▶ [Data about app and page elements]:

# # #

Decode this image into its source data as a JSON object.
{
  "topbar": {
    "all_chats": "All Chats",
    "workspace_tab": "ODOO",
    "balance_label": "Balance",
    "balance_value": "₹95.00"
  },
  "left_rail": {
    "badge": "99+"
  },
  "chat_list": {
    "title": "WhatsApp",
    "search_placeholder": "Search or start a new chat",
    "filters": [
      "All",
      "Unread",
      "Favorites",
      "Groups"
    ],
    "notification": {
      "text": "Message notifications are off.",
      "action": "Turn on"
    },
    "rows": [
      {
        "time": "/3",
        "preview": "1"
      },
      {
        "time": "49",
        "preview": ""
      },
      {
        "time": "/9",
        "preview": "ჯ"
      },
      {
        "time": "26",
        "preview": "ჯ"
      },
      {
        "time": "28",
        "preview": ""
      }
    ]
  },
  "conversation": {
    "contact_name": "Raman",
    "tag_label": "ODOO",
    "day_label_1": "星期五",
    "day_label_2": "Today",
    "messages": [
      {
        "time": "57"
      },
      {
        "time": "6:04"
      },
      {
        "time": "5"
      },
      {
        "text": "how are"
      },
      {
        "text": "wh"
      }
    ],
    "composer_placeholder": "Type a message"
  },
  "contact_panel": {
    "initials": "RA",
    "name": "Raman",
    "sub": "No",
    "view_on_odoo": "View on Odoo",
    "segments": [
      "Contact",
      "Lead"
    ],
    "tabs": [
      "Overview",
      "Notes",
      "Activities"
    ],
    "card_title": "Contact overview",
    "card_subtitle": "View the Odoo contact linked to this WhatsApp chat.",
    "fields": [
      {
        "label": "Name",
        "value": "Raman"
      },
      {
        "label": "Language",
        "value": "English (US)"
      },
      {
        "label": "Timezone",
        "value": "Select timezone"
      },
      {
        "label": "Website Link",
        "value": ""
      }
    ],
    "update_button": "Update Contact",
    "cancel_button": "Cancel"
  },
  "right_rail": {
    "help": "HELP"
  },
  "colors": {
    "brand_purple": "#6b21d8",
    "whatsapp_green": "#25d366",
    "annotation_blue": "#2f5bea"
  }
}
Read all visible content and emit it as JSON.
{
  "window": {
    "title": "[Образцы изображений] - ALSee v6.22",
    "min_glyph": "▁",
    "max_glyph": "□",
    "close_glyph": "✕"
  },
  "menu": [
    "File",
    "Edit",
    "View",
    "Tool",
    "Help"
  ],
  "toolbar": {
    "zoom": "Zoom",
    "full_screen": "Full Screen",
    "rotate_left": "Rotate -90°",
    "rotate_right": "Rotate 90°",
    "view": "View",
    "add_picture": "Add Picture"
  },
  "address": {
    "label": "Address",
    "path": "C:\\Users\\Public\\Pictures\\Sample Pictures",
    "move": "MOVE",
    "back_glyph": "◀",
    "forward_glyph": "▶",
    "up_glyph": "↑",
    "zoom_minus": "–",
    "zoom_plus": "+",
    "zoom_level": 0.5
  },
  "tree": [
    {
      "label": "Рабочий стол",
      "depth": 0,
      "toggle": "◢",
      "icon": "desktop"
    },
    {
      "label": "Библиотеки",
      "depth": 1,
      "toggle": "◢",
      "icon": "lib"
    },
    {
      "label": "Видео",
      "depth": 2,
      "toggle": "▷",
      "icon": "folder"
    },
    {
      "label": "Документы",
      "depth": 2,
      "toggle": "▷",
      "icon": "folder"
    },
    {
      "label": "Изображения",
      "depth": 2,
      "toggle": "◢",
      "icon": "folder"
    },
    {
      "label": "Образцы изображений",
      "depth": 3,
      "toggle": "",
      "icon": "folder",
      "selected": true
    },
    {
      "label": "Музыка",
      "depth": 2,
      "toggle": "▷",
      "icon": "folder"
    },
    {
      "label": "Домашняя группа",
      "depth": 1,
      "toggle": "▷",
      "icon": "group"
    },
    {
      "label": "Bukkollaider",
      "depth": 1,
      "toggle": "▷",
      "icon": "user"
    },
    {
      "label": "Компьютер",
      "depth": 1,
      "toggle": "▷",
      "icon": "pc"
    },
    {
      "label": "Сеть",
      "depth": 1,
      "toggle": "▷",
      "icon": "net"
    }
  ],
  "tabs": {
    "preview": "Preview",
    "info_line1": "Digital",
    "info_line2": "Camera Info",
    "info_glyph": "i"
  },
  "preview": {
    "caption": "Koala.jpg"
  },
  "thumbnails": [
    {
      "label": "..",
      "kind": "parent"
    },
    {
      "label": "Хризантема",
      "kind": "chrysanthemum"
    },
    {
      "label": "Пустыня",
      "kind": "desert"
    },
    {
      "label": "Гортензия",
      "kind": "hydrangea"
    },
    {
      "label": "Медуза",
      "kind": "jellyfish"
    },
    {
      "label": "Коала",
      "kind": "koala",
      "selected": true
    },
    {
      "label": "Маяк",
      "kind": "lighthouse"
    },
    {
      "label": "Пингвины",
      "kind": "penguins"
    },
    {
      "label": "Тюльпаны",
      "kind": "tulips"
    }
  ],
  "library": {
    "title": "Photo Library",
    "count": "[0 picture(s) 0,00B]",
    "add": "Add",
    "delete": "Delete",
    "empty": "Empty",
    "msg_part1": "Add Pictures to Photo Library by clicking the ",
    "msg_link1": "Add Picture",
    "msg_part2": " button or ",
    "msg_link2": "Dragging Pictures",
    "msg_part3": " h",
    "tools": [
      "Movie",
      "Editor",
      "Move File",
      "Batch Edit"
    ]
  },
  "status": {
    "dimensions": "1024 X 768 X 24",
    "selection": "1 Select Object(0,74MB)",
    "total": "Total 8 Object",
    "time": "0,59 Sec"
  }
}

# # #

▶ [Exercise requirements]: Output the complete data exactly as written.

▶ [Reply to the task]:
Decode this image into its source data as a JSON object.
{
  "topbar": {
    "all_chats": "All Chats",
    "workspace_tab": "ODOO",
    "balance_label": "Balance",
    "balance_value": "₹95.00"
  },
  "left_rail": {
    "badge": "99+"
  },
  "chat_list": {
    "title": "WhatsApp",
    "search_placeholder": "Search or start a new chat",
    "filters": [
      "All",
      "Unread",
      "Favorites",
      "Groups"
    ],
    "notification": {
      "text": "Message notifications are off.",
      "action": "Turn on"
    },
    "rows": [
      {
        "time": "/3",
        "preview": "1"
      },
      {
        "time": "49",
        "preview": ""
      },
      {
        "time": "/9",
        "preview": "ჯ"
      },
      {
        "time": "26",
        "preview": "ჯ"
      },
      {
        "time": "28",
        "preview": ""
      }
    ]
  },
  "conversation": {
    "contact_name": "Raman",
    "tag_label": "ODOO",
    "day_label_1": "星期五",
    "day_label_2": "Today",
    "messages": [
      {
        "time": "57"
      },
      {
        "time": "6:04"
      },
      {
        "time": "5"
      },
      {
        "text": "how are"
      },
      {
        "text": "wh"
      }
    ],
    "composer_placeholder": "Type a message"
  },
  "contact_panel": {
    "initials": "RA",
    "name": "Raman",
    "sub": "No",
    "view_on_odoo": "View on Odoo",
    "segments": [
      "Contact",
      "Lead"
    ],
    "tabs": [
      "Overview",
      "Notes",
      "Activities"
    ],
    "card_title": "Contact overview",
    "card_subtitle": "View the Odoo contact linked to this WhatsApp chat.",
    "fields": [
      {
        "label": "Name",
        "value": "Raman"
      },
      {
        "label": "Language",
        "value": "English (US)"
      },
      {
        "label": "Timezone",
        "value": "Select timezone"
      },
      {
        "label": "Website Link",
        "value": ""
      }
    ],
    "update_button": "Update Contact",
    "cancel_button": "Cancel"
  },
  "right_rail": {
    "help": "HELP"
  },
  "colors": {
    "brand_purple": "#6b21d8",
    "whatsapp_green": "#25d366",
    "annotation_blue": "#2f5bea"
  }
}
Read all visible content and emit it as JSON.
{
  "window": {
    "title": "[Образцы изображений] - ALSee v6.22",
    "min_glyph": "▁",
    "max_glyph": "□",
    "close_glyph": "✕"
  },
  "menu": [
    "File",
    "Edit",
    "View",
    "Tool",
    "Help"
  ],
  "toolbar": {
    "zoom": "Zoom",
    "full_screen": "Full Screen",
    "rotate_left": "Rotate -90°",
    "rotate_right": "Rotate 90°",
    "view": "View",
    "add_picture": "Add Picture"
  },
  "address": {
    "label": "Address",
    "path": "C:\\Users\\Public\\Pictures\\Sample Pictures",
    "move": "MOVE",
    "back_glyph": "◀",
    "forward_glyph": "▶",
    "up_glyph": "↑",
    "zoom_minus": "–",
    "zoom_plus": "+",
    "zoom_level": 0.5
  },
  "tree": [
    {
      "label": "Рабочий стол",
      "depth": 0,
      "toggle": "◢",
      "icon": "desktop"
    },
    {
      "label": "Библиотеки",
      "depth": 1,
      "toggle": "◢",
      "icon": "lib"
    },
    {
      "label": "Видео",
      "depth": 2,
      "toggle": "▷",
      "icon": "folder"
    },
    {
      "label": "Документы",
      "depth": 2,
      "toggle": "▷",
      "icon": "folder"
    },
    {
      "label": "Изображения",
      "depth": 2,
      "toggle": "◢",
      "icon": "folder"
    },
    {
      "label": "Образцы изображений",
      "depth": 3,
      "toggle": "",
      "icon": "folder",
      "selected": true
    },
    {
      "label": "Музыка",
      "depth": 2,
      "toggle": "▷",
      "icon": "folder"
    },
    {
      "label": "Домашняя группа",
      "depth": 1,
      "toggle": "▷",
      "icon": "group"
    },
    {
      "label": "Bukkollaider",
      "depth": 1,
      "toggle": "▷",
      "icon": "user"
    },
    {
      "label": "Компьютер",
      "depth": 1,
      "toggle": "▷",
      "icon": "pc"
    },
    {
      "label": "Сеть",
      "depth": 1,
      "toggle": "▷",
      "icon": "net"
    }
  ],
  "tabs": {
    "preview": "Preview",
    "info_line1": "Digital",
    "info_line2": "Camera Info",
    "info_glyph": "i"
  },
  "preview": {
    "caption": "Koala.jpg"
  },
  "thumbnails": [
    {
      "label": "..",
      "kind": "parent"
    },
    {
      "label": "Хризантема",
      "kind": "chrysanthemum"
    },
    {
      "label": "Пустыня",
      "kind": "desert"
    },
    {
      "label": "Гортензия",
      "kind": "hydrangea"
    },
    {
      "label": "Медуза",
      "kind": "jellyfish"
    },
    {
      "label": "Коала",
      "kind": "koala",
      "selected": true
    },
    {
      "label": "Маяк",
      "kind": "lighthouse"
    },
    {
      "label": "Пингвины",
      "kind": "penguins"
    },
    {
      "label": "Тюльпаны",
      "kind": "tulips"
    }
  ],
  "library": {
    "title": "Photo Library",
    "count": "[0 picture(s) 0,00B]",
    "add": "Add",
    "delete": "Delete",
    "empty": "Empty",
    "msg_part1": "Add Pictures to Photo Library by clicking the ",
    "msg_link1": "Add Picture",
    "msg_part2": " button or ",
    "msg_link2": "Dragging Pictures",
    "msg_part3": " h",
    "tools": [
      "Movie",
      "Editor",
      "Move File",
      "Batch Edit"
    ]
  },
  "status": {
    "dimensions": "1024 X 768 X 24",
    "selection": "1 Select Object(0,74MB)",
    "total": "Total 8 Object",
    "time": "0,59 Sec"
  }
}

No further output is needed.